Directions: Your answer should be the records below, written out exactly.

──────── Data for this task ────────

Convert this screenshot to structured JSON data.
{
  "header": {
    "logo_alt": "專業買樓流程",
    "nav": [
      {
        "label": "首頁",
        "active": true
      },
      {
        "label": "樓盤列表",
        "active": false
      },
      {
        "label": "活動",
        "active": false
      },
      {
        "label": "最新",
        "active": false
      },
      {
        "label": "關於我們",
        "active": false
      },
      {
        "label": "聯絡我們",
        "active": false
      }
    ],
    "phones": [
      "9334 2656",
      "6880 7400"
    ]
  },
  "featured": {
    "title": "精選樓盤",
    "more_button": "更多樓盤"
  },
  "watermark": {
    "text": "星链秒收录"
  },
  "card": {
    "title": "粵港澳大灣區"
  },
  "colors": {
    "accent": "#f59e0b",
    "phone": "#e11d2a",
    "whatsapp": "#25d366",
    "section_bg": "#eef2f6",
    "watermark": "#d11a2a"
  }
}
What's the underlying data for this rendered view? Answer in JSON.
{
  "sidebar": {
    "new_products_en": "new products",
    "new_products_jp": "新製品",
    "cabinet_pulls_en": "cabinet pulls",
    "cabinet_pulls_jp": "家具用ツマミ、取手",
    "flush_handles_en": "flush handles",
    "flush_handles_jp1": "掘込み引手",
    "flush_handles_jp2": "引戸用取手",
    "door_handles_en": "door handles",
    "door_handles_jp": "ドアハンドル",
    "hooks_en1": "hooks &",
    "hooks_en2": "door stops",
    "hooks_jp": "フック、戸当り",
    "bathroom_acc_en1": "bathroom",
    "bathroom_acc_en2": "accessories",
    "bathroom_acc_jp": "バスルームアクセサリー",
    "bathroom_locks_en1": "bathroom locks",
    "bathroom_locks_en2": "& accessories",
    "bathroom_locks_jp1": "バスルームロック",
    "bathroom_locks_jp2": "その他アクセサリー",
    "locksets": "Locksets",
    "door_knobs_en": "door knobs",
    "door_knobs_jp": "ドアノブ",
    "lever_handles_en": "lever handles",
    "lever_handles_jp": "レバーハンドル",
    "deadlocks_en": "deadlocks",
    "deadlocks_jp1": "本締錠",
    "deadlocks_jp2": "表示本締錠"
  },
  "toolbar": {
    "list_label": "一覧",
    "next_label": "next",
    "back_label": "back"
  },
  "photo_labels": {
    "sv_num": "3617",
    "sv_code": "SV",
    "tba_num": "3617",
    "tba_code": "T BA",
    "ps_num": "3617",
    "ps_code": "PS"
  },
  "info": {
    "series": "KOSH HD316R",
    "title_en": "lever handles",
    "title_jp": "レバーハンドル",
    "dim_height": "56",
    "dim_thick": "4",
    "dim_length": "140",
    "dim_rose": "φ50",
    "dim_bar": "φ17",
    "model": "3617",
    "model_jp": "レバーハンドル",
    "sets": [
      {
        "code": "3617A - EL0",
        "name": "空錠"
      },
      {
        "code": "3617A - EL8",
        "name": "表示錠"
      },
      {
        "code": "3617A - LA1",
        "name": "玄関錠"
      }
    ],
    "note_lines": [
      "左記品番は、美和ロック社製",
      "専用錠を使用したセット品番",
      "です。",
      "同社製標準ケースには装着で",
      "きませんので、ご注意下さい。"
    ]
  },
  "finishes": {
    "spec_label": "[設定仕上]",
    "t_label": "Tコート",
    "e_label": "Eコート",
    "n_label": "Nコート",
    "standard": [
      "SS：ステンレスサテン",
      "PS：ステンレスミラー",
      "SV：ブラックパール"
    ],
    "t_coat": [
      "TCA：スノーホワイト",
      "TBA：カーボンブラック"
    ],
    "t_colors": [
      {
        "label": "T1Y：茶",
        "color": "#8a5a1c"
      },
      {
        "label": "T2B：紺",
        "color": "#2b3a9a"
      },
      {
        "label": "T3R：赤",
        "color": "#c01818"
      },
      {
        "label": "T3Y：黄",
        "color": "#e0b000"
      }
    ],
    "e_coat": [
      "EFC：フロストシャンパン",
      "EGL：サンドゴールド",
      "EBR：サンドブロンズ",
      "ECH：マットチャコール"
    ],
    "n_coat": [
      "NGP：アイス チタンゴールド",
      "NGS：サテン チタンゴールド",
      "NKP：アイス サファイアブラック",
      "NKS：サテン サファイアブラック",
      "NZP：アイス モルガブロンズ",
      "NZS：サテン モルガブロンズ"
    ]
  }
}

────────

Solution to this problem:
Convert this screenshot to structured JSON data.
{
  "header": {
    "logo_alt": "專業買樓流程",
    "nav": [
      {
        "label": "首頁",
        "active": true
      },
      {
        "label": "樓盤列表",
        "active": false
      },
      {
        "label": "活動",
        "active": false
      },
      {
        "label": "最新",
        "active": false
      },
      {
        "label": "關於我們",
        "active": false
      },
      {
        "label": "聯絡我們",
        "active": false
      }
    ],
    "phones": [
      "9334 2656",
      "6880 7400"
    ]
  },
  "featured": {
    "title": "精選樓盤",
    "more_button": "更多樓盤"
  },
  "watermark": {
    "text": "星链秒收录"
  },
  "card": {
    "title": "粵港澳大灣區"
  },
  "colors": {
    "accent": "#f59e0b",
    "phone": "#e11d2a",
    "whatsapp": "#25d366",
    "section_bg": "#eef2f6",
    "watermark": "#d11a2a"
  }
}
What's the underlying data for this rendered view? Answer in JSON.
{
  "sidebar": {
    "new_products_en": "new products",
    "new_products_jp": "新製品",
    "cabinet_pulls_en": "cabinet pulls",
    "cabinet_pulls_jp": "家具用ツマミ、取手",
    "flush_handles_en": "flush handles",
    "flush_handles_jp1": "掘込み引手",
    "flush_handles_jp2": "引戸用取手",
    "door_handles_en": "door handles",
    "door_handles_jp": "ドアハンドル",
    "hooks_en1": "hooks &",
    "hooks_en2": "door stops",
    "hooks_jp": "フック、戸当り",
    "bathroom_acc_en1": "bathroom",
    "bathroom_acc_en2": "accessories",
    "bathroom_acc_jp": "バスルームアクセサリー",
    "bathroom_locks_en1": "bathroom locks",
    "bathroom_locks_en2": "& accessories",
    "bathroom_locks_jp1": "バスルームロック",
    "bathroom_locks_jp2": "その他アクセサリー",
    "locksets": "Locksets",
    "door_knobs_en": "door knobs",
    "door_knobs_jp": "ドアノブ",
    "lever_handles_en": "lever handles",
    "lever_handles_jp": "レバーハンドル",
    "deadlocks_en": "deadlocks",
    "deadlocks_jp1": "本締錠",
    "deadlocks_jp2": "表示本締錠"
  },
  "toolbar": {
    "list_label": "一覧",
    "next_label": "next",
    "back_label": "back"
  },
  "photo_labels": {
    "sv_num": "3617",
    "sv_code": "SV",
    "tba_num": "3617",
    "tba_code": "T BA",
    "ps_num": "3617",
    "ps_code": "PS"
  },
  "info": {
    "series": "KOSH HD316R",
    "title_en": "lever handles",
    "title_jp": "レバーハンドル",
    "dim_height": "56",
    "dim_thick": "4",
    "dim_length": "140",
    "dim_rose": "φ50",
    "dim_bar": "φ17",
    "model": "3617",
    "model_jp": "レバーハンドル",
    "sets": [
      {
        "code": "3617A - EL0",
        "name": "空錠"
      },
      {
        "code": "3617A - EL8",
        "name": "表示錠"
      },
      {
        "code": "3617A - LA1",
        "name": "玄関錠"
      }
    ],
    "note_lines": [
      "左記品番は、美和ロック社製",
      "専用錠を使用したセット品番",
      "です。",
      "同社製標準ケースには装着で",
      "きませんので、ご注意下さい。"
    ]
  },
  "finishes": {
    "spec_label": "[設定仕上]",
    "t_label": "Tコート",
    "e_label": "Eコート",
    "n_label": "Nコート",
    "standard": [
      "SS：ステンレスサテン",
      "PS：ステンレスミラー",
      "SV：ブラックパール"
    ],
    "t_coat": [
      "TCA：スノーホワイト",
      "TBA：カーボンブラック"
    ],
    "t_colors": [
      {
        "label": "T1Y：茶",
        "color": "#8a5a1c"
      },
      {
        "label": "T2B：紺",
        "color": "#2b3a9a"
      },
      {
        "label": "T3R：赤",
        "color": "#c01818"
      },
      {
        "label": "T3Y：黄",
        "color": "#e0b000"
      }
    ],
    "e_coat": [
      "EFC：フロストシャンパン",
      "EGL：サンドゴールド",
      "EBR：サンドブロンズ",
      "ECH：マットチャコール"
    ],
    "n_coat": [
      "NGP：アイス チタンゴールド",
      "NGS：サテン チタンゴールド",
      "NKP：アイス サファイアブラック",
      "NKS：サテン サファイアブラック",
      "NZP：アイス モルガブロンズ",
      "NZS：サテン モルガブロンズ"
    ]
  }
}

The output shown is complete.